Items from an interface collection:
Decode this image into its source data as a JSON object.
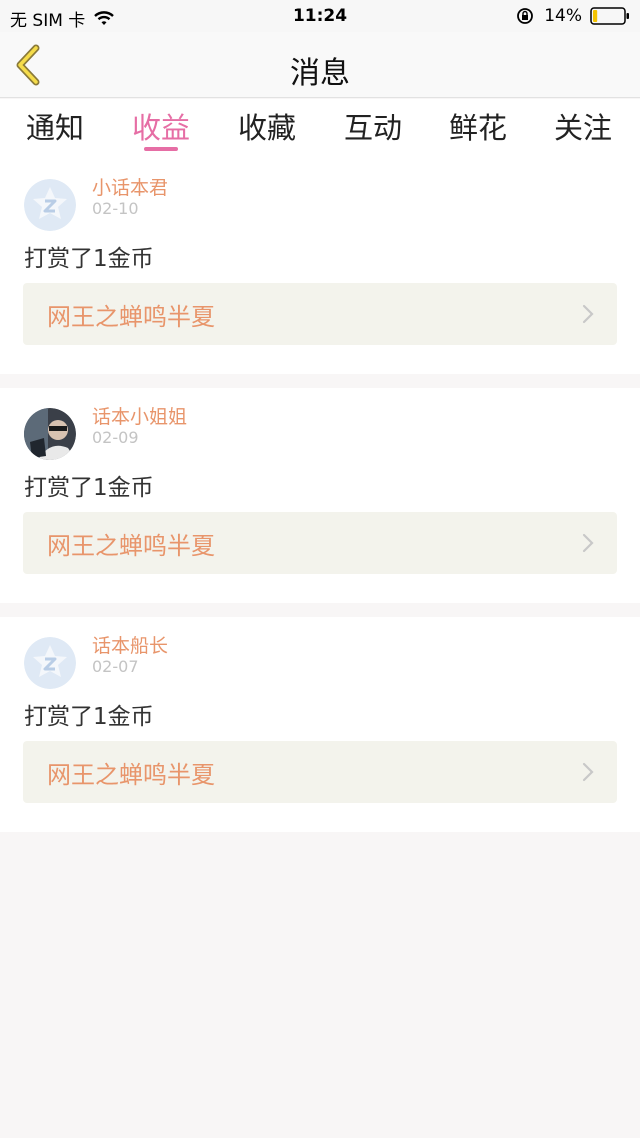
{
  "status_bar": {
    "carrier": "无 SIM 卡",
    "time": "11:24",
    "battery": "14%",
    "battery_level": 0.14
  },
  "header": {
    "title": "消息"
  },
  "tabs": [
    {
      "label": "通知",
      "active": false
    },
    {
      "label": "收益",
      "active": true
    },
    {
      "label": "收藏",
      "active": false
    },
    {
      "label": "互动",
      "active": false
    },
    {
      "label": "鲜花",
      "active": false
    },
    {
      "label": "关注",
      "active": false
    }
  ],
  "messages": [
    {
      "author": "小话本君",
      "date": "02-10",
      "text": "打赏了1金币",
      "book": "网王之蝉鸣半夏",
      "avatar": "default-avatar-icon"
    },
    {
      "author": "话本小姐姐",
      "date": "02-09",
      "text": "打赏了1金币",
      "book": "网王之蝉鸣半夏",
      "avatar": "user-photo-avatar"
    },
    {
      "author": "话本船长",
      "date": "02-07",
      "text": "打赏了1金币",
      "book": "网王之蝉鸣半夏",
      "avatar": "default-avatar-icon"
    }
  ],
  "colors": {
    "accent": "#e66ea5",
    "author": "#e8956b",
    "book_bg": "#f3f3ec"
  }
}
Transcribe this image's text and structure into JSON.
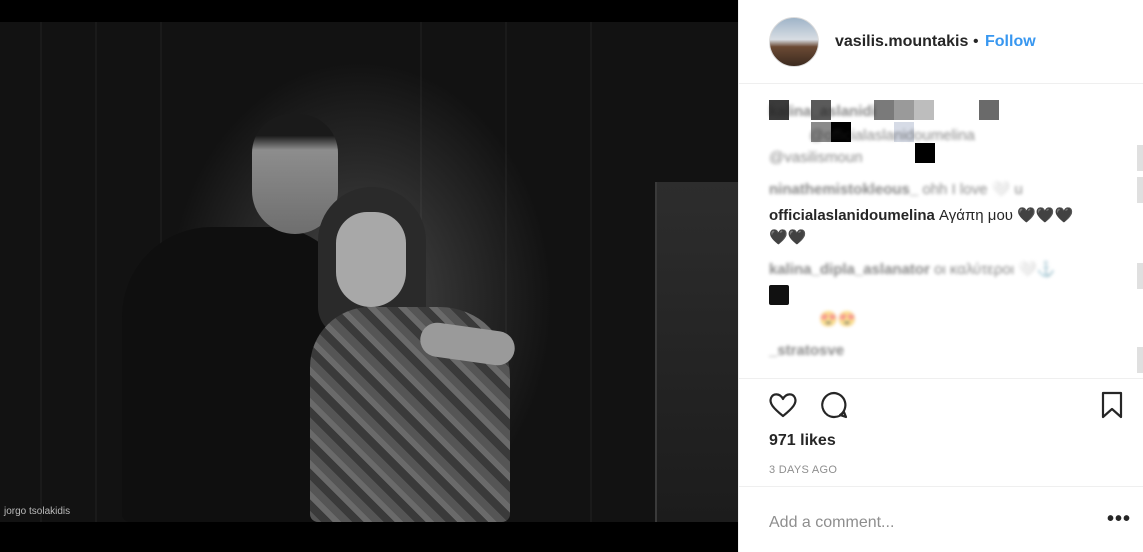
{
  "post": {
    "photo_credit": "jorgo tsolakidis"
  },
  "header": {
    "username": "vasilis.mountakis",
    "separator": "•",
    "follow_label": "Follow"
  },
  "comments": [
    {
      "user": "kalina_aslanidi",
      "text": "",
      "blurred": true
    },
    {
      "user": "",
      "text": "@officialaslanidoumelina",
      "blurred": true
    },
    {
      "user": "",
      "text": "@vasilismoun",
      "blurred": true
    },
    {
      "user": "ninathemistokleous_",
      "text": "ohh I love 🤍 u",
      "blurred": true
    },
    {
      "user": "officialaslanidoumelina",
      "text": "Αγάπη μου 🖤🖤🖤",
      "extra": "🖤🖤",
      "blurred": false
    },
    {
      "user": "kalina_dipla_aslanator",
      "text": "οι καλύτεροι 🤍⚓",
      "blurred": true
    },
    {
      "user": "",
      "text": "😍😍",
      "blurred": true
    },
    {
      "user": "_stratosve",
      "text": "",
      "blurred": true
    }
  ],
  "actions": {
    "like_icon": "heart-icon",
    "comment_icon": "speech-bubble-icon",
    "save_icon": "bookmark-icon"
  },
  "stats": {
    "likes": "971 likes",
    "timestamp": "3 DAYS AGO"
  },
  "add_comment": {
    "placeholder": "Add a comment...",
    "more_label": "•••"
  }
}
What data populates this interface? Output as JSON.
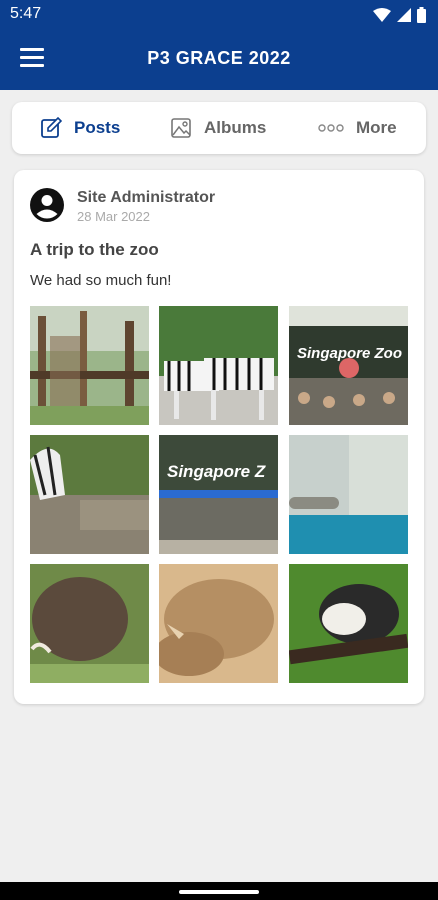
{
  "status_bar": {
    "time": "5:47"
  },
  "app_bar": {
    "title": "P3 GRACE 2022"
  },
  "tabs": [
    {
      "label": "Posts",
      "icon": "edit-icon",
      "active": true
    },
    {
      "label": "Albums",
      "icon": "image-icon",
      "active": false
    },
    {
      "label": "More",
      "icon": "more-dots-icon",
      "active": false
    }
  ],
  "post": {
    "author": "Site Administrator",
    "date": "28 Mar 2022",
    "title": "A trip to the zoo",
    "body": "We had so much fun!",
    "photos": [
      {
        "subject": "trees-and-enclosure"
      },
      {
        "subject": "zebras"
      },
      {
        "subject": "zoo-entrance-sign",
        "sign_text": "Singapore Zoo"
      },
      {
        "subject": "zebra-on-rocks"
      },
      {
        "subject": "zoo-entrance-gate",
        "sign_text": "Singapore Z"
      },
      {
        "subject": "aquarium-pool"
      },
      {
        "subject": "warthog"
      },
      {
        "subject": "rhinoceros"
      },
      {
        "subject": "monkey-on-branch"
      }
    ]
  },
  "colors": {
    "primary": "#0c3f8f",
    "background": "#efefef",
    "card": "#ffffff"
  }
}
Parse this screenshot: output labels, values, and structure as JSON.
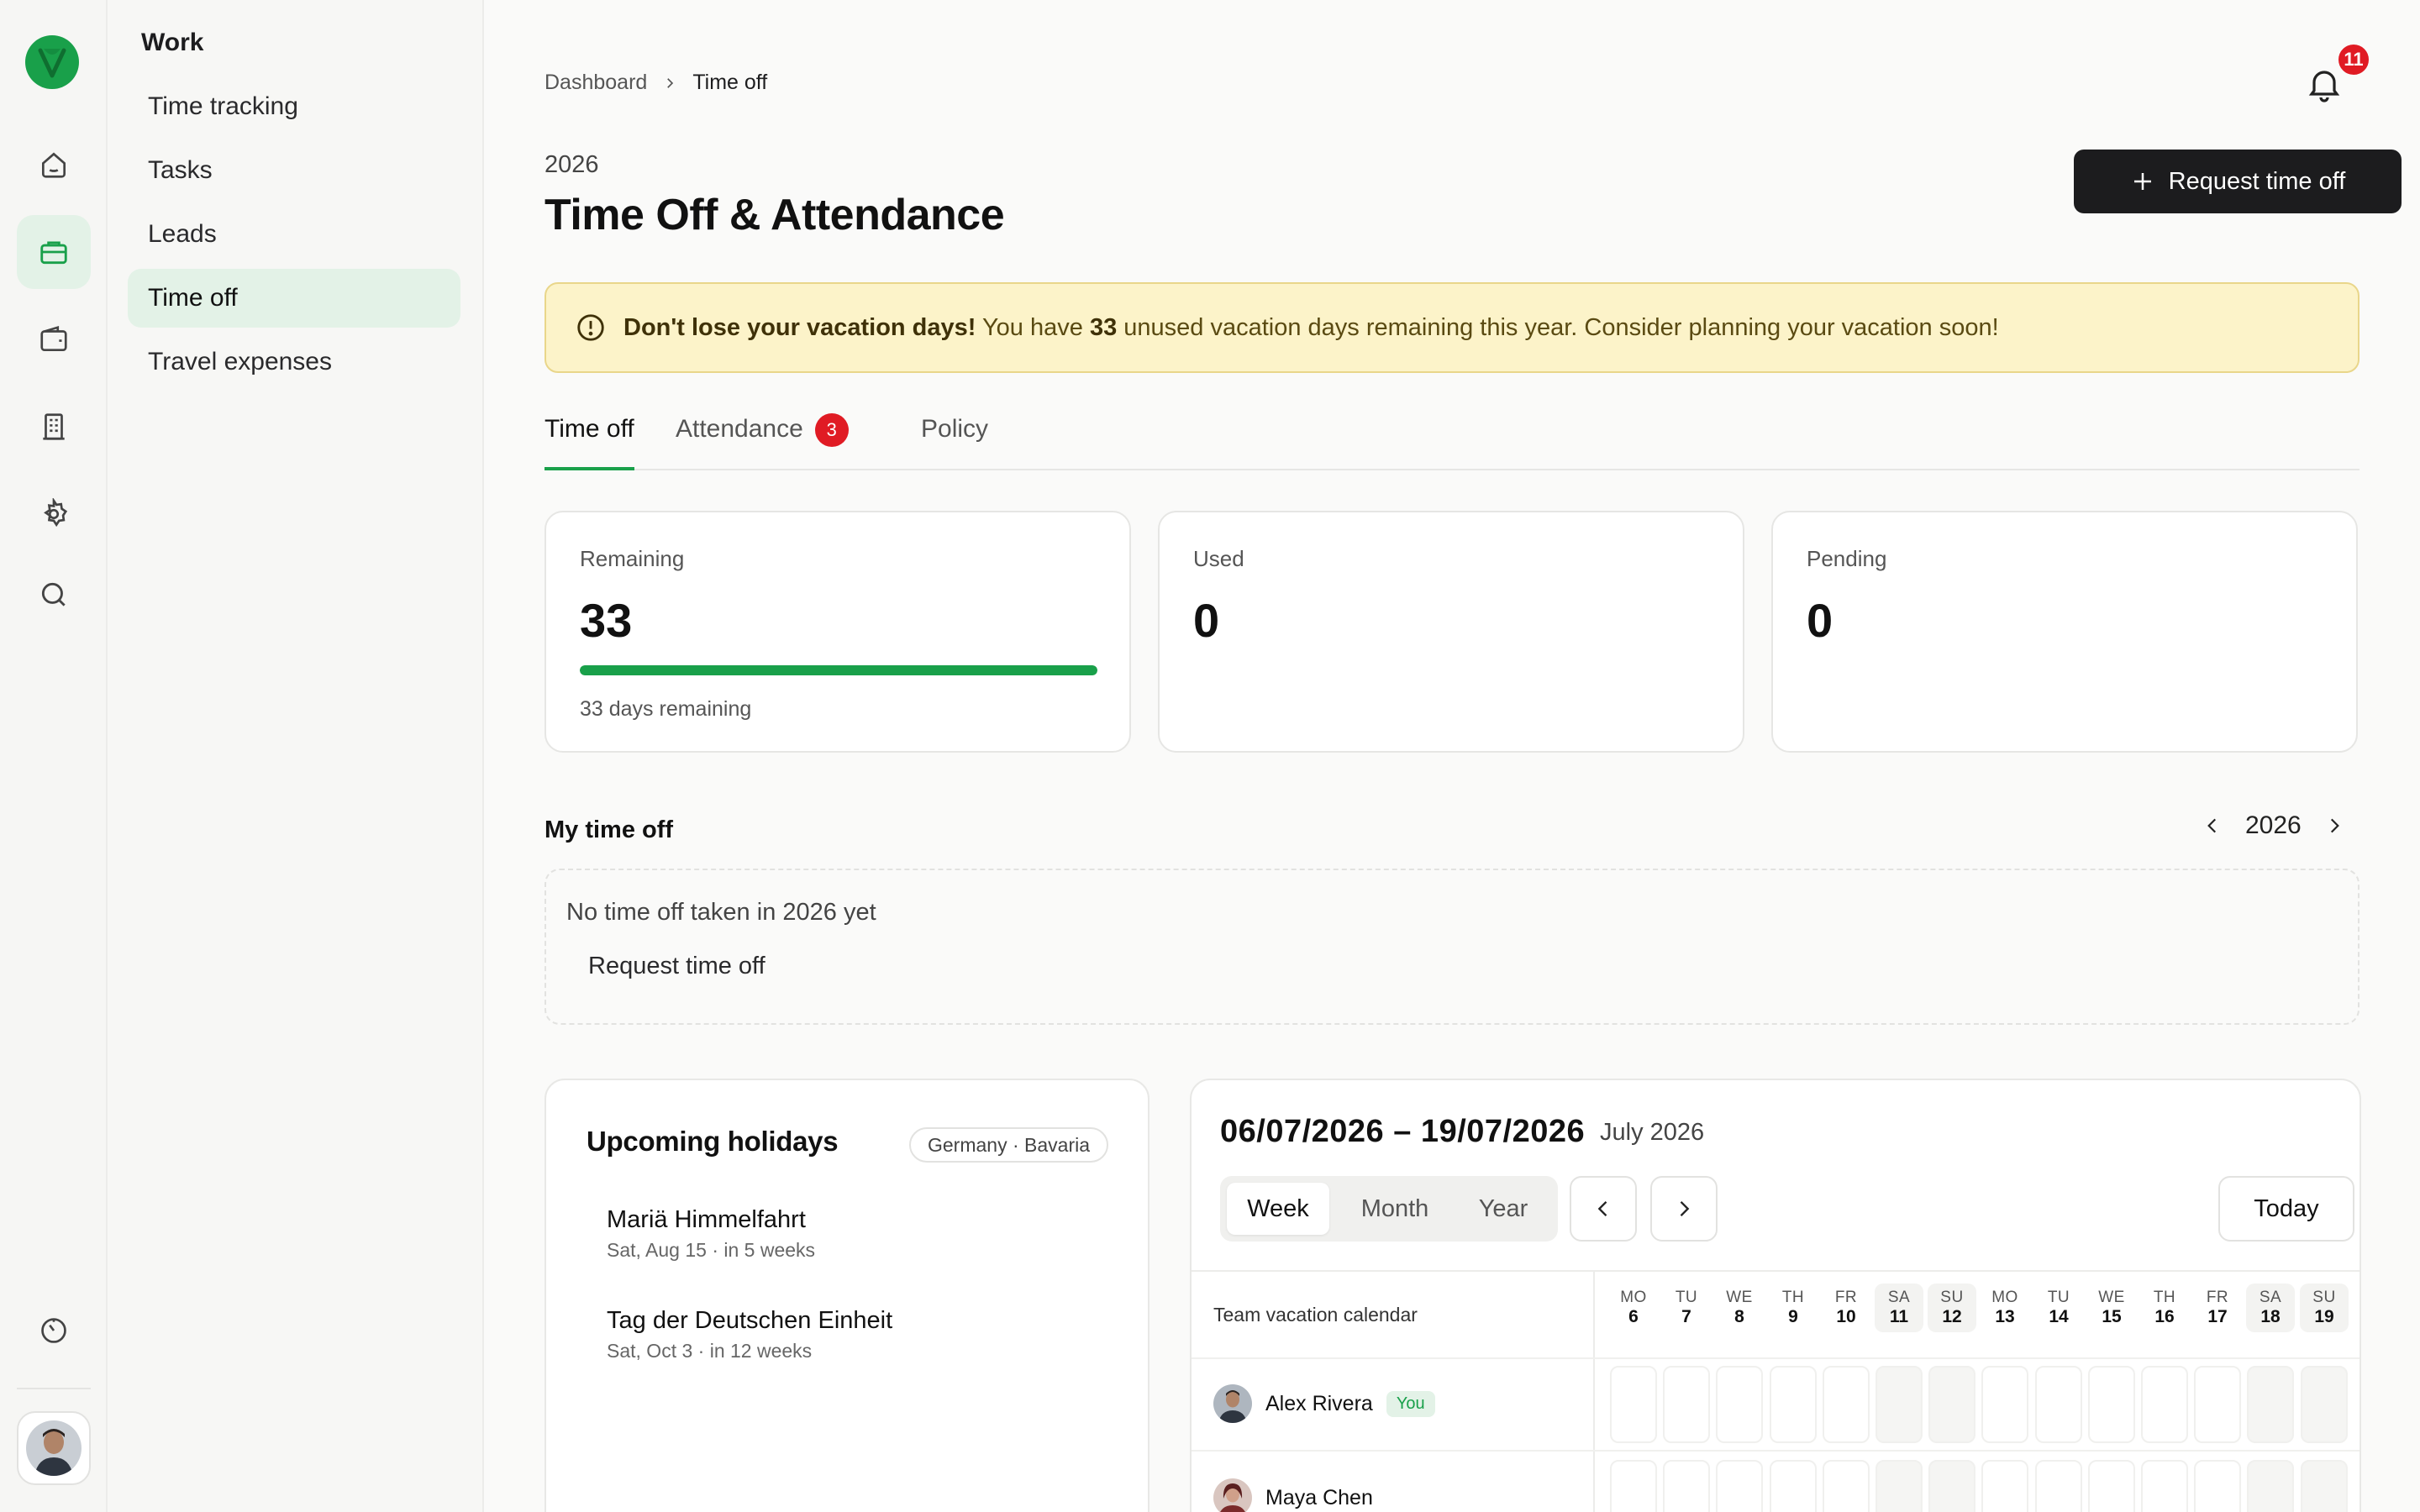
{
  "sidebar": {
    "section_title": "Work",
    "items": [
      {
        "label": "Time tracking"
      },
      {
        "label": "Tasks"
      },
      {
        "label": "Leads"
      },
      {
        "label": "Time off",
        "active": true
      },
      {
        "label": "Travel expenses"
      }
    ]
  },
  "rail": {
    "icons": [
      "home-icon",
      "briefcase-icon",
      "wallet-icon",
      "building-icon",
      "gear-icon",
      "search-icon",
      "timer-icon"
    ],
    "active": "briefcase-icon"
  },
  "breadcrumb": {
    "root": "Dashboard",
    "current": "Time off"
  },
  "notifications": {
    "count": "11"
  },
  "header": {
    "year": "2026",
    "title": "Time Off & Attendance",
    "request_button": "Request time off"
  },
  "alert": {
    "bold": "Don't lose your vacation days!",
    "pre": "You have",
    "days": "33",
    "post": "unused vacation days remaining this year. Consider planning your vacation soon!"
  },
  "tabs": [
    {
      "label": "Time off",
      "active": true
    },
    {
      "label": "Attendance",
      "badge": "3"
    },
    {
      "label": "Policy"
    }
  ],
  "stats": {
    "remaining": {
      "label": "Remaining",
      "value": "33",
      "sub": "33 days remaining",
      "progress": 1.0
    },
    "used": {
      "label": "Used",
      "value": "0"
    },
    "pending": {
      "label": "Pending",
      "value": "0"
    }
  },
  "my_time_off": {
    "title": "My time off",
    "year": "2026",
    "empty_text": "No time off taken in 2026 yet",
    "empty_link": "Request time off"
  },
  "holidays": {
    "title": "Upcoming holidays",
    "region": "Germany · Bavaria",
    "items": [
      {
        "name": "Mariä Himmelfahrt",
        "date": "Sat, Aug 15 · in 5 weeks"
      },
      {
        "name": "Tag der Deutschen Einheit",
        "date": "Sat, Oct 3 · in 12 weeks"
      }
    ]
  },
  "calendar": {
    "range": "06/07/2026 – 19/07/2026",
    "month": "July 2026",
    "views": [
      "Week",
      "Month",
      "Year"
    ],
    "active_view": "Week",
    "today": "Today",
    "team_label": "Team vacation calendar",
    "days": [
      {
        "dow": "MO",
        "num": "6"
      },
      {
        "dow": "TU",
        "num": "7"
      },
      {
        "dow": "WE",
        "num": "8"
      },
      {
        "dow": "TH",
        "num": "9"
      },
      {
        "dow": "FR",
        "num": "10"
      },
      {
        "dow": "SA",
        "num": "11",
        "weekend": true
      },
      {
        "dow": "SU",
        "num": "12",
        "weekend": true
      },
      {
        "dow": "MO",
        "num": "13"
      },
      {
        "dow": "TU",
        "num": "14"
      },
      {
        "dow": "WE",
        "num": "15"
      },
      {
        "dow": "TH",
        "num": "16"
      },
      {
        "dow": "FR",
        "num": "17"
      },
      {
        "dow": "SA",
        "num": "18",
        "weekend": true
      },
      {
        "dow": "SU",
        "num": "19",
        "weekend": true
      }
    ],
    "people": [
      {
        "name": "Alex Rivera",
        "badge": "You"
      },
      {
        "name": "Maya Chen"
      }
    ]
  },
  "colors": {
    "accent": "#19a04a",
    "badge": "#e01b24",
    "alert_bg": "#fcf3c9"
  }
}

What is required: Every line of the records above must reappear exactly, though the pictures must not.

Written answer:
Decode this image into its source data as a JSON object.
{
  "status_bar": {
    "carrier": "无 SIM 卡",
    "time": "11:24",
    "battery": "14%",
    "battery_level": 0.14
  },
  "header": {
    "title": "消息"
  },
  "tabs": [
    {
      "label": "通知",
      "active": false
    },
    {
      "label": "收益",
      "active": true
    },
    {
      "label": "收藏",
      "active": false
    },
    {
      "label": "互动",
      "active": false
    },
    {
      "label": "鲜花",
      "active": false
    },
    {
      "label": "关注",
      "active": false
    }
  ],
  "messages": [
    {
      "author": "小话本君",
      "date": "02-10",
      "text": "打赏了1金币",
      "book": "网王之蝉鸣半夏",
      "avatar": "default-avatar-icon"
    },
    {
      "author": "话本小姐姐",
      "date": "02-09",
      "text": "打赏了1金币",
      "book": "网王之蝉鸣半夏",
      "avatar": "user-photo-avatar"
    },
    {
      "author": "话本船长",
      "date": "02-07",
      "text": "打赏了1金币",
      "book": "网王之蝉鸣半夏",
      "avatar": "default-avatar-icon"
    }
  ],
  "colors": {
    "accent": "#e66ea5",
    "author": "#e8956b",
    "book_bg": "#f3f3ec"
  }
}
Transcribe this image's text and structure into JSON.
{
  "post": {
    "photo_credit": "jorgo tsolakidis"
  },
  "header": {
    "username": "vasilis.mountakis",
    "separator": "•",
    "follow_label": "Follow"
  },
  "comments": [
    {
      "user": "kalina_aslanidi",
      "text": "",
      "blurred": true
    },
    {
      "user": "",
      "text": "@officialaslanidoumelina",
      "blurred": true
    },
    {
      "user": "",
      "text": "@vasilismoun",
      "blurred": true
    },
    {
      "user": "ninathemistokleous_",
      "text": "ohh I love 🤍 u",
      "blurred": true
    },
    {
      "user": "officialaslanidoumelina",
      "text": "Αγάπη μου 🖤🖤🖤",
      "extra": "🖤🖤",
      "blurred": false
    },
    {
      "user": "kalina_dipla_aslanator",
      "text": "οι καλύτεροι 🤍⚓",
      "blurred": true
    },
    {
      "user": "",
      "text": "😍😍",
      "blurred": true
    },
    {
      "user": "_stratosve",
      "text": "",
      "blurred": true
    }
  ],
  "actions": {
    "like_icon": "heart-icon",
    "comment_icon": "speech-bubble-icon",
    "save_icon": "bookmark-icon"
  },
  "stats": {
    "likes": "971 likes",
    "timestamp": "3 DAYS AGO"
  },
  "add_comment": {
    "placeholder": "Add a comment...",
    "more_label": "•••"
  }
}
What data populates this interface? Output as JSON.
{
  "status_bar": {
    "time": "5:47"
  },
  "app_bar": {
    "title": "P3 GRACE 2022"
  },
  "tabs": [
    {
      "label": "Posts",
      "icon": "edit-icon",
      "active": true
    },
    {
      "label": "Albums",
      "icon": "image-icon",
      "active": false
    },
    {
      "label": "More",
      "icon": "more-dots-icon",
      "active": false
    }
  ],
  "post": {
    "author": "Site Administrator",
    "date": "28 Mar 2022",
    "title": "A trip to the zoo",
    "body": "We had so much fun!",
    "photos": [
      {
        "subject": "trees-and-enclosure"
      },
      {
        "subject": "zebras"
      },
      {
        "subject": "zoo-entrance-sign",
        "sign_text": "Singapore Zoo"
      },
      {
        "subject": "zebra-on-rocks"
      },
      {
        "subject": "zoo-entrance-gate",
        "sign_text": "Singapore Z"
      },
      {
        "subject": "aquarium-pool"
      },
      {
        "subject": "warthog"
      },
      {
        "subject": "rhinoceros"
      },
      {
        "subject": "monkey-on-branch"
      }
    ]
  },
  "colors": {
    "primary": "#0c3f8f",
    "background": "#efefef",
    "card": "#ffffff"
  }
}
Parse this screenshot: output labels, values, and structure as JSON.
{
  "sidebar": {
    "section_title": "Work",
    "items": [
      {
        "label": "Time tracking"
      },
      {
        "label": "Tasks"
      },
      {
        "label": "Leads"
      },
      {
        "label": "Time off",
        "active": true
      },
      {
        "label": "Travel expenses"
      }
    ]
  },
  "rail": {
    "icons": [
      "home-icon",
      "briefcase-icon",
      "wallet-icon",
      "building-icon",
      "gear-icon",
      "search-icon",
      "timer-icon"
    ],
    "active": "briefcase-icon"
  },
  "breadcrumb": {
    "root": "Dashboard",
    "current": "Time off"
  },
  "notifications": {
    "count": "11"
  },
  "header": {
    "year": "2026",
    "title": "Time Off & Attendance",
    "request_button": "Request time off"
  },
  "alert": {
    "bold": "Don't lose your vacation days!",
    "pre": "You have",
    "days": "33",
    "post": "unused vacation days remaining this year. Consider planning your vacation soon!"
  },
  "tabs": [
    {
      "label": "Time off",
      "active": true
    },
    {
      "label": "Attendance",
      "badge": "3"
    },
    {
      "label": "Policy"
    }
  ],
  "stats": {
    "remaining": {
      "label": "Remaining",
      "value": "33",
      "sub": "33 days remaining",
      "progress": 1.0
    },
    "used": {
      "label": "Used",
      "value": "0"
    },
    "pending": {
      "label": "Pending",
      "value": "0"
    }
  },
  "my_time_off": {
    "title": "My time off",
    "year": "2026",
    "empty_text": "No time off taken in 2026 yet",
    "empty_link": "Request time off"
  },
  "holidays": {
    "title": "Upcoming holidays",
    "region": "Germany · Bavaria",
    "items": [
      {
        "name": "Mariä Himmelfahrt",
        "date": "Sat, Aug 15 · in 5 weeks"
      },
      {
        "name": "Tag der Deutschen Einheit",
        "date": "Sat, Oct 3 · in 12 weeks"
      }
    ]
  },
  "calendar": {
    "range": "06/07/2026 – 19/07/2026",
    "month": "July 2026",
    "views": [
      "Week",
      "Month",
      "Year"
    ],
    "active_view": "Week",
    "today": "Today",
    "team_label": "Team vacation calendar",
    "days": [
      {
        "dow": "MO",
        "num": "6"
      },
      {
        "dow": "TU",
        "num": "7"
      },
      {
        "dow": "WE",
        "num": "8"
      },
      {
        "dow": "TH",
        "num": "9"
      },
      {
        "dow": "FR",
        "num": "10"
      },
      {
        "dow": "SA",
        "num": "11",
        "weekend": true
      },
      {
        "dow": "SU",
        "num": "12",
        "weekend": true
      },
      {
        "dow": "MO",
        "num": "13"
      },
      {
        "dow": "TU",
        "num": "14"
      },
      {
        "dow": "WE",
        "num": "15"
      },
      {
        "dow": "TH",
        "num": "16"
      },
      {
        "dow": "FR",
        "num": "17"
      },
      {
        "dow": "SA",
        "num": "18",
        "weekend": true
      },
      {
        "dow": "SU",
        "num": "19",
        "weekend": true
      }
    ],
    "people": [
      {
        "name": "Alex Rivera",
        "badge": "You"
      },
      {
        "name": "Maya Chen"
      }
    ]
  },
  "colors": {
    "accent": "#19a04a",
    "badge": "#e01b24",
    "alert_bg": "#fcf3c9"
  }
}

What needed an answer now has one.